An old aphorism holds that nostalgia is not what it used to be. However, it constitutes a heavy burden that never quite disappears. There are two sources of nostalgia that cloud Spartans and Trojans in current Mexican politics. The president leads with his nostalgia for the seventies, the idyllic moment in his memory when everything was marching wonderfully and when, in his words, the people “lived well.” Recreating that idyllic past became his mantra and the raison d’être of his government. But there are also other nostalgic people, those who want to return to 2018 when, in their own mythical image, everything was fine, everything worked immaculately until today’s President López Obrador arrived to spoil it. Like all myths and all nostalgia, both are false archetypes that will never produce a better future.
The presidential project is leading Mexico to a caricature of the PRI past, albeit a dangerous caricature. The presidency of yesteryear was most powerful, since it had instruments at its disposal, beginning with the PRI itself, which conferred upon it a structure of political control that facilitated the effective implementation of governmental decisions. But the PRI was not a mere malleable mechanism that simply responded to the president: it was a bargaining apparatus that, in some sense, could limit the worst excesses of the presidents. There is no such mechanism today and the president acts as if there is no limit to his power. Of course, reality is an inescapable counterweight, but its impact is often delayed. The question is how serious the damage inflicted by a hyperactive president will be, particularly as he believes that he can dismantle what has been built by an entire society over time without consequence.
The group of nostalgic people about the near past is scattered and shapeless. Although some of those who seek to organize the political parties and groups opposing the current government to form a common front raise the notion that all that has to happen is a return to 2018, there are many who long for that idea and harbor the hope that on June 6, election day, the return to the much-desired stadium will begin. Among these are activists from the various opposition parties, businessmen, and not a few opinion-makers. The problem is that there is nowhere to return to: first of all, that past was not as commendable as these advocates now want Mexicans to believe; and second, the mere pretense of returning entails contempt for the millions of voters who spoke out clearly against the status quo ante. For me there is not the slightest doubt that the vote that elevated López Obrador to the presidency was much more a rejection of what already existed than an endorsement of a person or a project that had no structure or plan beyond the nostalgia and its rhetoric.
The country was clearly not going well. The two moments of great expectations -first with Fox and then with Peña- ended in a huge disappointment and disenchantment that translated into frustration and discouragement. Precisely the values that López Obrador knew how to capitalize with enormous skill, partly because of his own biography, but much because he managed to convince an electorate fed up with promises without positive results that the problem was the person: he would be different because he was not corrupt, not because he had a better plan to move ahead.

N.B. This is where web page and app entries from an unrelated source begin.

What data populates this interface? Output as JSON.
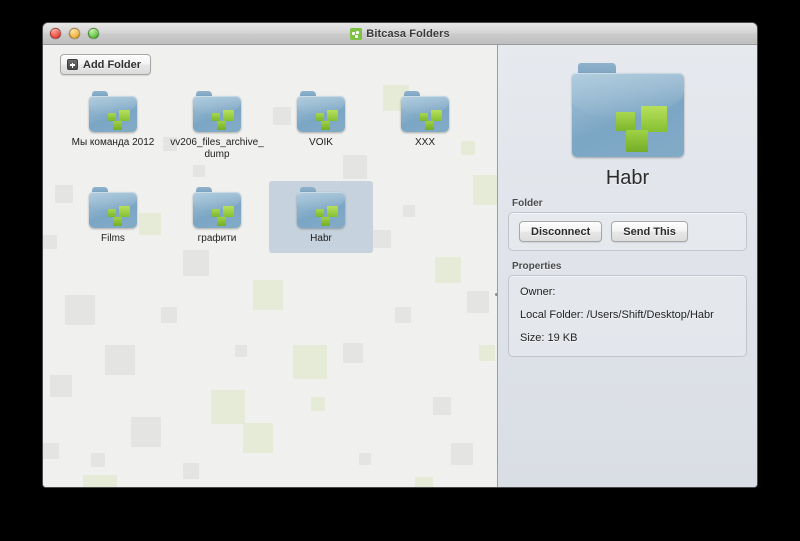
{
  "window": {
    "title": "Bitcasa Folders",
    "app_icon": "bitcasa-logo-icon",
    "controls": {
      "close": "close-button",
      "minimize": "minimize-button",
      "zoom": "zoom-button"
    }
  },
  "toolbar": {
    "add_folder_label": "Add Folder",
    "add_folder_icon": "add-square-icon"
  },
  "folders": [
    {
      "name": "Мы команда 2012",
      "selected": false
    },
    {
      "name": "vv206_files_archive_dump",
      "selected": false
    },
    {
      "name": "VOIK",
      "selected": false
    },
    {
      "name": "XXX",
      "selected": false
    },
    {
      "name": "Films",
      "selected": false
    },
    {
      "name": "графити",
      "selected": false
    },
    {
      "name": "Habr",
      "selected": true
    }
  ],
  "detail": {
    "icon": "folder-icon",
    "title": "Habr",
    "folder_section": {
      "label": "Folder",
      "disconnect_label": "Disconnect",
      "send_this_label": "Send This"
    },
    "properties_section": {
      "label": "Properties",
      "rows": [
        "Owner:",
        "Local Folder: /Users/Shift/Desktop/Habr",
        "Size: 19 KB"
      ]
    }
  },
  "colors": {
    "folder_blue": "#8ab0cb",
    "accent_green": "#8ac53e",
    "selection": "#c6d2dd",
    "right_panel": "#e0e4ea"
  }
}
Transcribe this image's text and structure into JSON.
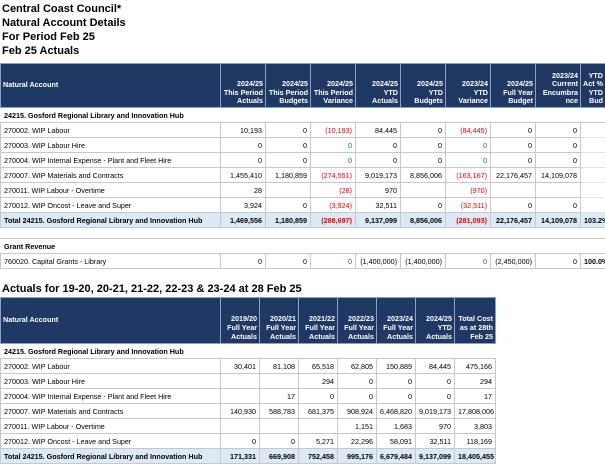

There is nowhere to return to but, as of yet, there is no alternative project that is positive, hopeful and viable in the current Mexican scene for the electorate to envision a better future. The greatest cost of the failures of the reforms in recent decades and, especially, of the unfulfilled promises so far this century, is that the willingness to visualize opportunities, debate proposals and reach solutions without attacking and disqualifying other people or views has disappeared.
It remains to be seen how the current government will end. As in all administrations, the first couple of years fly without too many setbacks because the hope persists that their plans and decisions will translate into positive results. Soon, however, things change, as it is already beginning to happen to the current government. Hopefully, the damage that this government will cause will not be worse than what has already been, but there is no way of knowing, since the destructive capacity of the president and his activist groups is vast.
After the 1982 debacle, in which another failed president tried to repair (or hide) his mistakes by expropriating the banks, it took more than a decade for the country to return to the path of growth and trust. This was achieved thanks to some reforms, but above all to the willingness of the Americans to support the Mexican process of change through NAFTA. That option no longer exists today because it was exhausted due to the lack of deep reforms and results, the very same that discouraged the electorate and led to today’s government.
The future lies looking ahead, not in the past. The coming election of June 6 is key for there to be a future, because without counterweights Mexico will end up in the doldrums. But a promising future will only result from a hopeful and realistic new vision, the opposite of the nostalgia that today reigns in the government and the opposition. The “nostalgia trap,” García Márquez wrote, takes away the bitter moments and paints them in another color. But it is still a trap.